Originally from Thompson, Man., Zee’s musical interest started in school, where he was trained in classical percussion and jazz drumming. A Muslim, Zee says he wrote his first song at age 11 while attending an Islamic summer camp. At 17, Zee became a DJ; by 19, he was producing.
“I always wanted to just be a producer but I love to write, too, so I combine the two,” Zee says. “It’s hard to find someone to work with that’s on the same thinking plane as you, someone who has the same outlook and creative inspiration.”
That said, Zee does work well with others.
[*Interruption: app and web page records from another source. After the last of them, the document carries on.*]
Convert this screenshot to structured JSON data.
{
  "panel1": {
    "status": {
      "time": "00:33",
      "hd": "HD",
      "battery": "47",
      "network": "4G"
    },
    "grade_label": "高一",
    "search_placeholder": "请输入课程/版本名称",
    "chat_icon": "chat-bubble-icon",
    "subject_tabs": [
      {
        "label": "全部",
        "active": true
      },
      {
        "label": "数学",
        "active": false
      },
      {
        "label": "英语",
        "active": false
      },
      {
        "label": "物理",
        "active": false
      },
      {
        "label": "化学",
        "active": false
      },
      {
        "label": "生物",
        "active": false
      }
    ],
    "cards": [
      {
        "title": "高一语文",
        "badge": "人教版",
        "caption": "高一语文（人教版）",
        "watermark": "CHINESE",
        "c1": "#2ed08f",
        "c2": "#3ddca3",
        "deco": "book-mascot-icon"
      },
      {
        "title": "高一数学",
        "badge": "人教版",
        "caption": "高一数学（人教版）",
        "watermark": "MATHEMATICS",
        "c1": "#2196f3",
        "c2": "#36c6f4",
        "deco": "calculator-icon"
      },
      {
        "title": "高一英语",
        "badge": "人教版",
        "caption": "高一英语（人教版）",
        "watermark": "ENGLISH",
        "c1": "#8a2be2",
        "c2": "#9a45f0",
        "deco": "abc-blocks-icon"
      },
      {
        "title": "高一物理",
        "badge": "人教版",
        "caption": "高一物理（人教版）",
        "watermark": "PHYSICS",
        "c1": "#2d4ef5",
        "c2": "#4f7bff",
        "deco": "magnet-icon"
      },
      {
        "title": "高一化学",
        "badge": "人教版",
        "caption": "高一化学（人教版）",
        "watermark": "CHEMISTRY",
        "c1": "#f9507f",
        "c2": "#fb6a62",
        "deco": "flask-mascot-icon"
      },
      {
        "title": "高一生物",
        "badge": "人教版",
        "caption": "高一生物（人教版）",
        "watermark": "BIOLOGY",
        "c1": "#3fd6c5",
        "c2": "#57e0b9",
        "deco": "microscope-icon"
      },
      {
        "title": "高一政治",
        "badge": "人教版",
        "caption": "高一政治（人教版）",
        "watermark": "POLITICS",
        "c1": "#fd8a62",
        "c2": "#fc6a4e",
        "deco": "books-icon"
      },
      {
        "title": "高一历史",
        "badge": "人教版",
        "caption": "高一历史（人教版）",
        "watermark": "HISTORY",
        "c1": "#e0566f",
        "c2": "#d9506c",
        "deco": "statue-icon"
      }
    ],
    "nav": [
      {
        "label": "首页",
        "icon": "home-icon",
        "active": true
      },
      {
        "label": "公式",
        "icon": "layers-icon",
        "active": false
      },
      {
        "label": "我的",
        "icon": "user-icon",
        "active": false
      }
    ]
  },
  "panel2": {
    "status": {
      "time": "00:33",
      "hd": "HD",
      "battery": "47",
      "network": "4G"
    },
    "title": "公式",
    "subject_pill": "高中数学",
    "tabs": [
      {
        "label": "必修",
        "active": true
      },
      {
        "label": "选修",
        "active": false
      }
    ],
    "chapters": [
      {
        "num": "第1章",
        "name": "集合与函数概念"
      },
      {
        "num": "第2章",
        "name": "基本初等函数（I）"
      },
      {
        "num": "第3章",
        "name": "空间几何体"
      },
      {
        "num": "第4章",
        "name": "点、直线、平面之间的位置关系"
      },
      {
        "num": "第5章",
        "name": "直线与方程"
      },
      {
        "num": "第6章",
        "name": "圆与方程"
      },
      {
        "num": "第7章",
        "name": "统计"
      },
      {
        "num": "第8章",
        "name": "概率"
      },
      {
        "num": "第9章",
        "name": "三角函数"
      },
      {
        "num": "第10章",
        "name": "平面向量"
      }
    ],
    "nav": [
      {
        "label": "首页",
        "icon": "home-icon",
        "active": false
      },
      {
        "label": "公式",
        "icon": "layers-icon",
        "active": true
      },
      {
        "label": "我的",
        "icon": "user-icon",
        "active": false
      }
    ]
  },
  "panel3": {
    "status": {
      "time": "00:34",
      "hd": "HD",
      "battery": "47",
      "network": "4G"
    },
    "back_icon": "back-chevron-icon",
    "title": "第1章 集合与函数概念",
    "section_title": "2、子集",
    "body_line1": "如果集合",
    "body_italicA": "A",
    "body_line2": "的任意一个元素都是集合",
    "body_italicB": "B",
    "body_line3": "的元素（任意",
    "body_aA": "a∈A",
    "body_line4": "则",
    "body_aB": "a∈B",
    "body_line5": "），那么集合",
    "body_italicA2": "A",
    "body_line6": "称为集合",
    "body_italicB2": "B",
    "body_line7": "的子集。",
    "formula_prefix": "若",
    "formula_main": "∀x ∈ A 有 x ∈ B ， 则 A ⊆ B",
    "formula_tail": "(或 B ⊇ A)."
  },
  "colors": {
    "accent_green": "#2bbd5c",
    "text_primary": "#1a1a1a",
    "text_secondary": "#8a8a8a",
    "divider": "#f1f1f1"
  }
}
On Download This Mixtape he is joined by a number of guests, including soul singer Flo, songwriter/multi-instrumentalist/producer Abstract Artform and, on the song Hopes Exodus, local MC SillyWilly and spoken-word artist BuddhaBLADE.
“I made the beat for that one awhile ago,” Zee says of the track. “It was a really chill beat and I knew I wanted to make a song about the state of the world in general. I feel like the time that we’re living in now has never been seen in history. A lot of people say that there has always been war and disease and hate and religious and political divide, but I don’t feel like it’s ever been at the point where it is today. When I made the beat, I started chanting this line, ‘If this is the best of us, this is hope’s exodus, never coming back to rescue us.’ It just fit. If we’re at the peak of our civilization technologically – and supposedly morally and spiritually – then we’re lost. Look at all the craziness in the world and you’ll see that this can’t be the best we can be. If this is the best we can be then hope is gone.”
A serious song like that stands in stark contrast to Four Twenty, Lyrical Militant’s rhyme on reefer – a contrast Zee says goes back to that idea of balance.
“It’s weird, a lot of people talk about image in the music business and how you have to have a clear-cut, a defined image,” he says. “Even in life, you’re always forced to choose something, Democrat, Republican, Liberal, Conservative, Muslim, Christian, Jew, creationist, evolutionist, but I think they can go hand in hand. I think a lot of people are a little bit of both and there’s always this conflict going on inside people.”